Essential Rule Number One:
When on a mission for a great image, always have your camera handy with a clean memory card and fresh batteries in it. This may seem obvious but it is easy to get rushed and forget. While fiddling with loading a memory card or changing batteries, you may watch a great photo opportunity evaporate.
The easiest environment to get good photographs is outdoors where your dog can lay in the grass or by a river, a place where it feels relaxed and natural. Prepare the spot by removing distractions, so your dog settles down and relaxes. It will be most relaxed without a lot of people around.
To separate your dog from the background of your image and bring it close to you, choose a telephoto lens. This blurs the background, leaving no question as to what the image is about. Remember that most dogs have a comfort zone. If you get in their space they respond by jumping at you.
Watch for distractions in your background. Take the time to check your background and make sure it will not detract from your image. The classic is the lovely shot of a dog with a tree sticking out of the top of its head. Memorable, but probably not in the way you hoped. Bright lights in the background, particularly when your dog is standing in subdued light or shade, can also be distracting.
Most dogs will be interested in you and your camera at the start. Your best tool for a great image is your patience, not posing a pet. Bribing them with treats or toys makes them hyper-focused on you and you won’t get a natural shot. So, just sit quietly and wait. Once they’ve relaxed, it’s sometimes fun to make a little noise so that they tip their heads. Or, if you do have another person with you, have them throw a ball or stick to capture a natural dog/person interaction.

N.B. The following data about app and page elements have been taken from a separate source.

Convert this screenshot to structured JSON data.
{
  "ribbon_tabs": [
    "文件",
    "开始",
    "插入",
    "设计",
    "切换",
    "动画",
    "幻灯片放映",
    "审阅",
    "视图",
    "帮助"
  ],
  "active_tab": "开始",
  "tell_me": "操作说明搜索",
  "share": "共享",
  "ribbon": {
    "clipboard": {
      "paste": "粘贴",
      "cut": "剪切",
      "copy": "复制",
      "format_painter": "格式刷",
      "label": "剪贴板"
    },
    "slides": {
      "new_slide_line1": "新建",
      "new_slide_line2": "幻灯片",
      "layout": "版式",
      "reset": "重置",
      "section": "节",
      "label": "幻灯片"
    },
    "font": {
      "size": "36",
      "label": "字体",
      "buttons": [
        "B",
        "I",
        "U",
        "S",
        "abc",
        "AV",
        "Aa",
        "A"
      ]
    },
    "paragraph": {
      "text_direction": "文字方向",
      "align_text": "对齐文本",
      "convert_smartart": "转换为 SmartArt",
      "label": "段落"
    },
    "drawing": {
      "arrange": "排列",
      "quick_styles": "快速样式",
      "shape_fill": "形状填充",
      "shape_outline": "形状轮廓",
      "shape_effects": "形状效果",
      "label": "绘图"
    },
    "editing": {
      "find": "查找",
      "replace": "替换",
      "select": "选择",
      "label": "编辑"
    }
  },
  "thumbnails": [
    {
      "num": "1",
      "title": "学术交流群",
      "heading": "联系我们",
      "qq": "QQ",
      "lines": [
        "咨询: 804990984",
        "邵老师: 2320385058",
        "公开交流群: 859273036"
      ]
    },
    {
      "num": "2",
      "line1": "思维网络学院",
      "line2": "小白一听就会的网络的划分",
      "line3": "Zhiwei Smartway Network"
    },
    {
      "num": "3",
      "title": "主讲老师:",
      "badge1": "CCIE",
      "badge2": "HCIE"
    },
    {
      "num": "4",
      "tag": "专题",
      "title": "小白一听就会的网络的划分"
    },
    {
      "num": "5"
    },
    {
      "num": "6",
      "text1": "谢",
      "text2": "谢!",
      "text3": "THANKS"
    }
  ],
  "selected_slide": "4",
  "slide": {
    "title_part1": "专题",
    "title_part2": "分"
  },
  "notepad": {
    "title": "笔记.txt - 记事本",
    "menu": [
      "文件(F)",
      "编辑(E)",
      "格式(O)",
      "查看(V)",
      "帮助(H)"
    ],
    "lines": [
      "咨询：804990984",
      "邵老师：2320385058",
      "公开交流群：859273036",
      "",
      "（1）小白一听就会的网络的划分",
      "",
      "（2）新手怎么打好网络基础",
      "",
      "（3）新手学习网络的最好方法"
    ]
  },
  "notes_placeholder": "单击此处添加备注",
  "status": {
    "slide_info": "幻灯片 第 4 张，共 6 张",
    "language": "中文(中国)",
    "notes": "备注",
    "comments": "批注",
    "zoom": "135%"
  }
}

Catch your pet in different moods, at different times of the day -- a lazy afternoon and a crazy-excited morning outing. Take your four-legged friend to a place where he/she can play with kids. You don’t have to direct what unfolds -- spontaneity makes great photos. Watch for the right moment, and the next right moment. Experiment with camera angles and perspectives – take a shot from above, or one on your belly shooting up. Practice and play. Get close to your dog, fill the frame, and then back up. All the while, your central focus needs to be on their eyes.
Learn to anticipate the moment you want to capture. You’ll get some of your best outdoor shots during “the golden hours,” the two hours after sunrise and the two before sunset. Photos taken when the midday sun glares look harsh. Direct, bright overhead light burns out texture in highlights and blocks up the areas of interest in dark shadows. Go out and shoot on overcast days, or days of snow or rain and wind. Look at adverse weather conditions as opportunities to take unusual photographs – leaves swirl at your subject’s feet, their fur ripples, snow frosts their eyelashes. These details don’t detract from your photo – they enhance it.
If you must photograph during “high noon” sunlight, sit your dog in the shade and try to keep bright spots out of the background.
Avoid using flash. The most endearing portraits are those that don’t look like a camera was present, images that catch an animal just enjoying being who they are. Once they get relaxed or sleepy, you disappear. Don’t startle them awake with a harsh, bright flash.
You can easily adapt these tips for photographing cats, though you probably won’t want anyone to throw a stick for yours. And, most of these tips apply to children as well.
No matter the subject of your photo shoot, remember that the core essential trick to taking great pictures is to take lots of them. Click away.
Special thanks to Nikole Rae (nikoleraereflections.com) for sharing her pet photography wisdoms!